If you’re a left-brained thinker who behaves in a calm, focused manner, read another article. You already think rationally, schedule fastidiously, document your objectives clearly, and check them off your list. So stop reading this already.
For the rest of you–the right-brainers, the multi-modal people, who are known to be gregarious and abstract thinkers–pay attention.
You need to set big goals in 2013. You already know that. The challenge for you is to turn those big goals into action, keep yourself accountable, and do what you say you’re going to do.
You have the ability to do this, but, the truth is, when it comes to setting goals, especially in business, it’s a left-brained and logical, process-oriented, structured world.
Your challenge is that you’re not going about goal setting and goal attainment in a way that aligns with the way your brain works.
You’ve been coached on goals the old way:
1. Write down your goals.
The stats even back up how important this is. People who write down goals are 33% more likely to achieve them!
2. Cull a detailed, organized list.
Tie your goals to specific dates with smaller deliverables every step along the way.
3. Make each goal SMART.
SMART goals are specific, meaningful, achievable, relevant, and timely.
These steps are useful–for left-brainers. They won’t work for you. You probably wrote down a careful list of SMART goals, but how many times did you look at it? Are you still even working on the same goals you wrote at the beginning of the year (or even the day)? I doubt it.
The key for you–an outgoing right-brainer–is to look deeper at what your goals are about. Give yourself manageable and actionable deliverables that will result in productivity. And tap into your brain.
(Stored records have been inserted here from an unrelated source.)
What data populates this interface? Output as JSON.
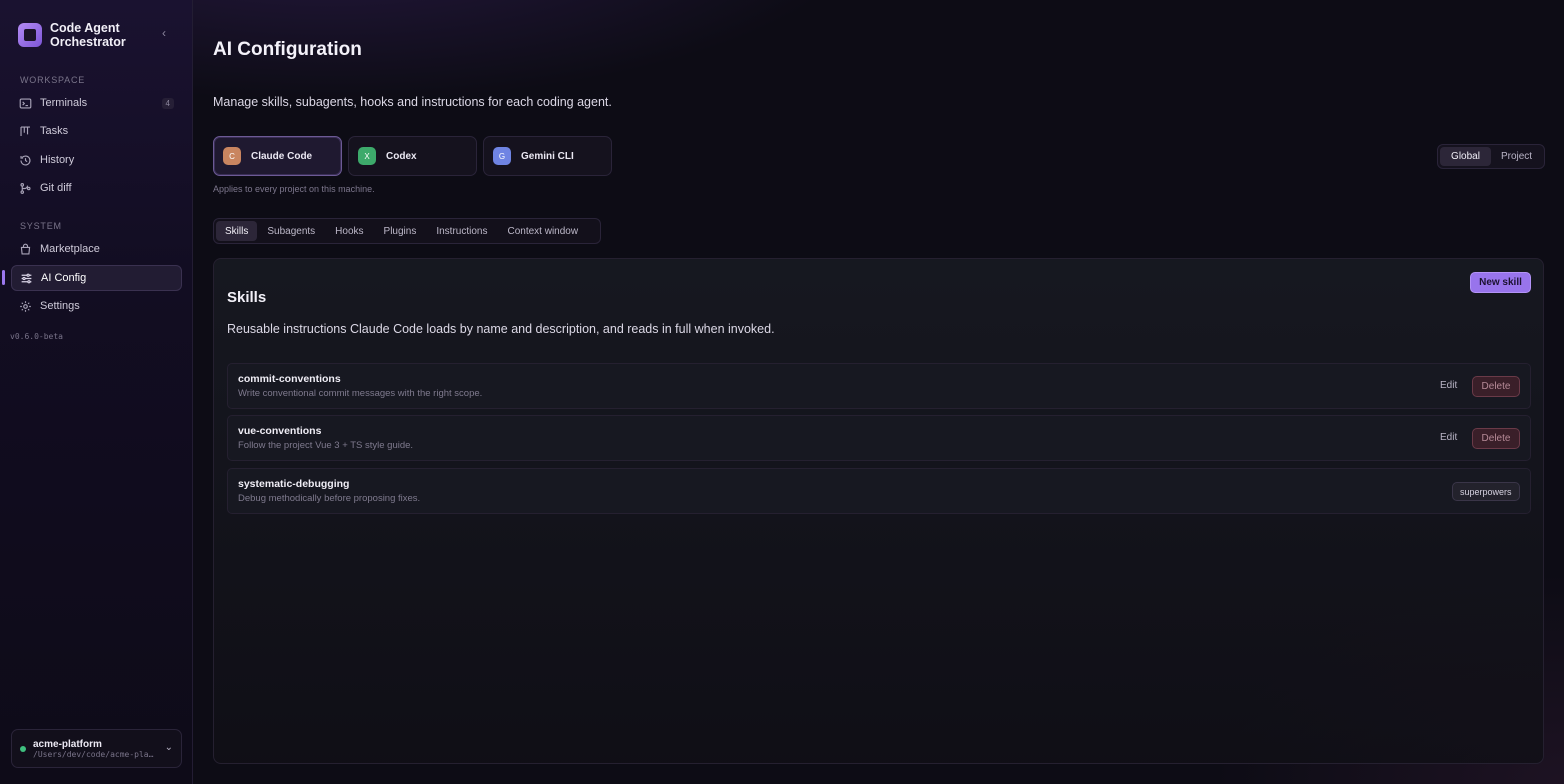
{
  "brand": {
    "title": "Code Agent Orchestrator",
    "accent": "#9b77ee"
  },
  "sidebar": {
    "workspace_label": "WORKSPACE",
    "system_label": "SYSTEM",
    "workspace_items": [
      {
        "label": "Terminals",
        "icon": "terminal-icon",
        "badge": "4"
      },
      {
        "label": "Tasks",
        "icon": "kanban-icon"
      },
      {
        "label": "History",
        "icon": "history-icon"
      },
      {
        "label": "Git diff",
        "icon": "git-icon"
      }
    ],
    "system_items": [
      {
        "label": "Marketplace",
        "icon": "shopping-bag-icon"
      },
      {
        "label": "AI Config",
        "icon": "sliders-icon",
        "active": true
      },
      {
        "label": "Settings",
        "icon": "gear-icon"
      }
    ],
    "version": "v0.6.0-beta",
    "project": {
      "name": "acme-platform",
      "path": "/Users/dev/code/acme-platform",
      "status_color": "#3fbf7f"
    }
  },
  "header": {
    "title": "AI Configuration",
    "subtitle": "Manage skills, subagents, hooks and instructions for each coding agent."
  },
  "agents": [
    {
      "label": "Claude Code",
      "letter": "C",
      "color": "#c98560",
      "active": true
    },
    {
      "label": "Codex",
      "letter": "X",
      "color": "#3daa6b"
    },
    {
      "label": "Gemini CLI",
      "letter": "G",
      "color": "#6f84e3"
    }
  ],
  "scope": {
    "hint": "Applies to every project on this machine.",
    "options": [
      "Global",
      "Project"
    ],
    "selected": "Global"
  },
  "tabs": [
    {
      "label": "Skills",
      "active": true
    },
    {
      "label": "Subagents"
    },
    {
      "label": "Hooks"
    },
    {
      "label": "Plugins"
    },
    {
      "label": "Instructions"
    },
    {
      "label": "Context window"
    }
  ],
  "skills_panel": {
    "title": "Skills",
    "description": "Reusable instructions Claude Code loads by name and description, and reads in full when invoked.",
    "new_label": "New skill",
    "edit_label": "Edit",
    "delete_label": "Delete",
    "items": [
      {
        "name": "commit-conventions",
        "description": "Write conventional commit messages with the right scope."
      },
      {
        "name": "vue-conventions",
        "description": "Follow the project Vue 3 + TS style guide."
      },
      {
        "name": "systematic-debugging",
        "description": "Debug methodically before proposing fixes.",
        "source": "superpowers"
      }
    ]
  }
}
If you’re a social thinker, record your goals on paper, but also in conversations and interactions with other people. Have others keep you on task. It’s amazing how well this works and you’ll actually enjoy it!
If you’re conceptual, writing down goals probably seems pointless. Instead, dream big and trick your brain by thinking of your goals as a vision for the future. Draw a metaphor of your goals and revisit those images frequently.
If you tend to think in a multi-faceted way, you’ll find many different goal-setting models helpful. Don’t be constrained to one; instead experiment with many to find the best (or a few strong) fits.
In addition to how you think, know your natural behavior propensity, and set goals that match it, to help you succeed at your goals.
If you’re quiet, you’re probably perfectly comfortable writing down your list and personally checking it. But if you’re more on the gregarious end of the spectrum, you should use that fact to your advantage–get others involved with your goals, and ask for their help. Be loud about what you want to achieve.
If, however, you have a competitive and driving personality, try not to push objectives purely for the sake of it. Or if you’re more of an amiable person, create goals that will make a difference, and commit to doing them even if you rock the boat.
When it comes to flexibility, if you prefer clearly-defined situations, you probably already know that goal setting comes naturally–just make sure you revisit goals frequently to know if and when you need to change something to achieve them. If, on the other hand, you’re comfortable with flux and welcome change, goal-setting probably seems tough. Use your adaptability as a strength; since you’re open to new things, try out different goal-setting styles to hone in on the right path.
Goals are made to propel you to be successful. Use your brain to achieve big things in 2013!
This post originally appeared at Inc.